Samurai has the smallest bowls of ramen on this list, but they’re also more affordable. Bean sprouts cool down the piping hot broth so you can start slurping sooner. Variations such as cold ramen and Tan Tan ramen make seasonal appearances.
More info on Samurai Facebook page.
Formerly Sushi Yukari and located at the Whole Foods shopping center at River and Craycroft, Sushi Zona’s shio (salt) broth provides a simpler, cleaner flavor. Soy sauce, miso, and tonkotsu are also available soup bases.
More info at sushizona.com.
Union’s house-made noodles swim in bacon dashi alongside mushroom, scallion, soft egg, black garlic oil. The bacon provides an American smoky umami in place of traditional bonito used in dashi.
More info at uniontucson.com.
Yamato has been tucked away in a strip mall two doors east from Sher-E-Punjab since 1988 with the same sushi chef, owner, and operator, Noboru Nakajima. They also happen to serve three types of ramen: tonkotsu, miso, and shoyu.
More info on Yamato Facebook page.
Since moving into their new location across the street, they’ve significantly stepped up their ramen game.
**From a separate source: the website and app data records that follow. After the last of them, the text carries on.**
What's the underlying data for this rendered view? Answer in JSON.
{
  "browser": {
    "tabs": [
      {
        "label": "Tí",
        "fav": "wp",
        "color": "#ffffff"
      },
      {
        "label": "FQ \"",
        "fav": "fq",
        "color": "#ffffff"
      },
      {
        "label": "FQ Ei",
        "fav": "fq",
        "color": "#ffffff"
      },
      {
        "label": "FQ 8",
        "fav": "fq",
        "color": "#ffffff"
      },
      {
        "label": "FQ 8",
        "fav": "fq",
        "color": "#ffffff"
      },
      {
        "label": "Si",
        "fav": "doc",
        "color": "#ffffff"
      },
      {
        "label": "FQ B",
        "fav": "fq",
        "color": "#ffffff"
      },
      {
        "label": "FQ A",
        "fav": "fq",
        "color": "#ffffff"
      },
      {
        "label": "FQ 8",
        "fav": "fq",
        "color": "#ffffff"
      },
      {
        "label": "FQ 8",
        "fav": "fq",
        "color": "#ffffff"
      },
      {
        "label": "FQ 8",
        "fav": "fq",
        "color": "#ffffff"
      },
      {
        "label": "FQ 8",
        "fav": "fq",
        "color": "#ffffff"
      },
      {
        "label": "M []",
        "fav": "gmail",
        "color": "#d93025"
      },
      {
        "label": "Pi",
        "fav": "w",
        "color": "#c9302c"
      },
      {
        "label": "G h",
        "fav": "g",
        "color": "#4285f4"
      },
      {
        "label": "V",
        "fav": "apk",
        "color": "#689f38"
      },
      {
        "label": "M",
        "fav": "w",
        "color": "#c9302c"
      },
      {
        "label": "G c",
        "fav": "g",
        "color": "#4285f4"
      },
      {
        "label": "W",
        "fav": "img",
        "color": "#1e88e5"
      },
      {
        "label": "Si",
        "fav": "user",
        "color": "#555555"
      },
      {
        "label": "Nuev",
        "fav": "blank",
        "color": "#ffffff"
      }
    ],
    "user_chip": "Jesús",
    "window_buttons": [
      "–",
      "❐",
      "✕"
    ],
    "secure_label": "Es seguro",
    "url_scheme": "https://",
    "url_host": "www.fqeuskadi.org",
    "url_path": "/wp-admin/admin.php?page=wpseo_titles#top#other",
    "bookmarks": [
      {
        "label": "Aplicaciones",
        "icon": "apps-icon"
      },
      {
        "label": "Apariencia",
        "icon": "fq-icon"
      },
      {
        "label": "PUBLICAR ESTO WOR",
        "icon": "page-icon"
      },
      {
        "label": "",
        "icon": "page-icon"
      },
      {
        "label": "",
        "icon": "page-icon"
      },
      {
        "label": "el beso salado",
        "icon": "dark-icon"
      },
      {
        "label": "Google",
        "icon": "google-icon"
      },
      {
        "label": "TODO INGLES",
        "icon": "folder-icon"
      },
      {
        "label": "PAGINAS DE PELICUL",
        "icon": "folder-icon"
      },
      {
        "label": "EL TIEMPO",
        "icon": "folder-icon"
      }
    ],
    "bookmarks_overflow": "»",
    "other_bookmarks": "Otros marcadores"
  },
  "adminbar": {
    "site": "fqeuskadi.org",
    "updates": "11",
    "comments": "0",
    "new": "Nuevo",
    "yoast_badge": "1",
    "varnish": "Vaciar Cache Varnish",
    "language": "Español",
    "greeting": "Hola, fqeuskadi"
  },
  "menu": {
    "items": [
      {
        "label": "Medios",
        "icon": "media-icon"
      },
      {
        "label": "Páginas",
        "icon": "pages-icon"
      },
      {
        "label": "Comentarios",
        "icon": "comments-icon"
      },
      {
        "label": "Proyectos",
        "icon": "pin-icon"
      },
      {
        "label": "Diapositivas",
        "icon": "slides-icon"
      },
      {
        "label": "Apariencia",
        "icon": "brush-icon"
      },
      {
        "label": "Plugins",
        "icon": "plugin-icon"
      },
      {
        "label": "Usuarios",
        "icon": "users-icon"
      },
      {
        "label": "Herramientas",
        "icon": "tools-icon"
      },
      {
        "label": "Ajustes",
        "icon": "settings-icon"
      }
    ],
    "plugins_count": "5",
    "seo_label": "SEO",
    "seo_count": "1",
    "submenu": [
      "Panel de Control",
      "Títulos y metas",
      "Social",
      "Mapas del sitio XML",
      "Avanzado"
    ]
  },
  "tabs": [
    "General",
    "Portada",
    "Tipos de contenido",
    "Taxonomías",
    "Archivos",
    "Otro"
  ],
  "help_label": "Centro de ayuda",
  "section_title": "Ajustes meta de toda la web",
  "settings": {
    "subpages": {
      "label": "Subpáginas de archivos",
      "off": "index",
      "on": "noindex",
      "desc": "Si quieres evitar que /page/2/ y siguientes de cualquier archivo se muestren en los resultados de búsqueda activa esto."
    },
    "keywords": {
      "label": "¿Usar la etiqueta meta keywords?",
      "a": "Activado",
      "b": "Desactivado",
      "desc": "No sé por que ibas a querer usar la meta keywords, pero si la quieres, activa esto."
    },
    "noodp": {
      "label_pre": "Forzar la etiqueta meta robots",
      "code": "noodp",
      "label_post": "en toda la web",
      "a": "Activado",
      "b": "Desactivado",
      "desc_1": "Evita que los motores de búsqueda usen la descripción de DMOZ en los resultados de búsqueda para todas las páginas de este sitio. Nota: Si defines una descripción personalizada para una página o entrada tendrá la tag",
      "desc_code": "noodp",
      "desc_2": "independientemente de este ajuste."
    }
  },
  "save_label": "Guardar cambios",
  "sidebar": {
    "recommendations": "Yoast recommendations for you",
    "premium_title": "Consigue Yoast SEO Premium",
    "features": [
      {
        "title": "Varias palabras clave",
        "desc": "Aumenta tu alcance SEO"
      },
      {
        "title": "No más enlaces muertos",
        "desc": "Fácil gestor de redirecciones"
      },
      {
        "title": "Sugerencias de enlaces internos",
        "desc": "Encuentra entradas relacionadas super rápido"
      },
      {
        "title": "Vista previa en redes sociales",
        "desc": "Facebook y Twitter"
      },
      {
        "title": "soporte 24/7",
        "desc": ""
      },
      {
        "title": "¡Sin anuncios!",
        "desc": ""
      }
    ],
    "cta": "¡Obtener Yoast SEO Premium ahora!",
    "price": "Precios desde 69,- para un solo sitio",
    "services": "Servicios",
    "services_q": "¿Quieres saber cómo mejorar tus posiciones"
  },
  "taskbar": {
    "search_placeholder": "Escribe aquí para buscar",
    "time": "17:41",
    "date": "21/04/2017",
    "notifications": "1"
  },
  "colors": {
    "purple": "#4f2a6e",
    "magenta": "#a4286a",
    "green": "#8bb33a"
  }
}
They now have about ten different varieties, including seasonal specials such as the vegetarian Tomato Ramen.
More info at yoshimatsuaz.com.
Have a favorite that didn’t make the list? Please let us know in the comments below.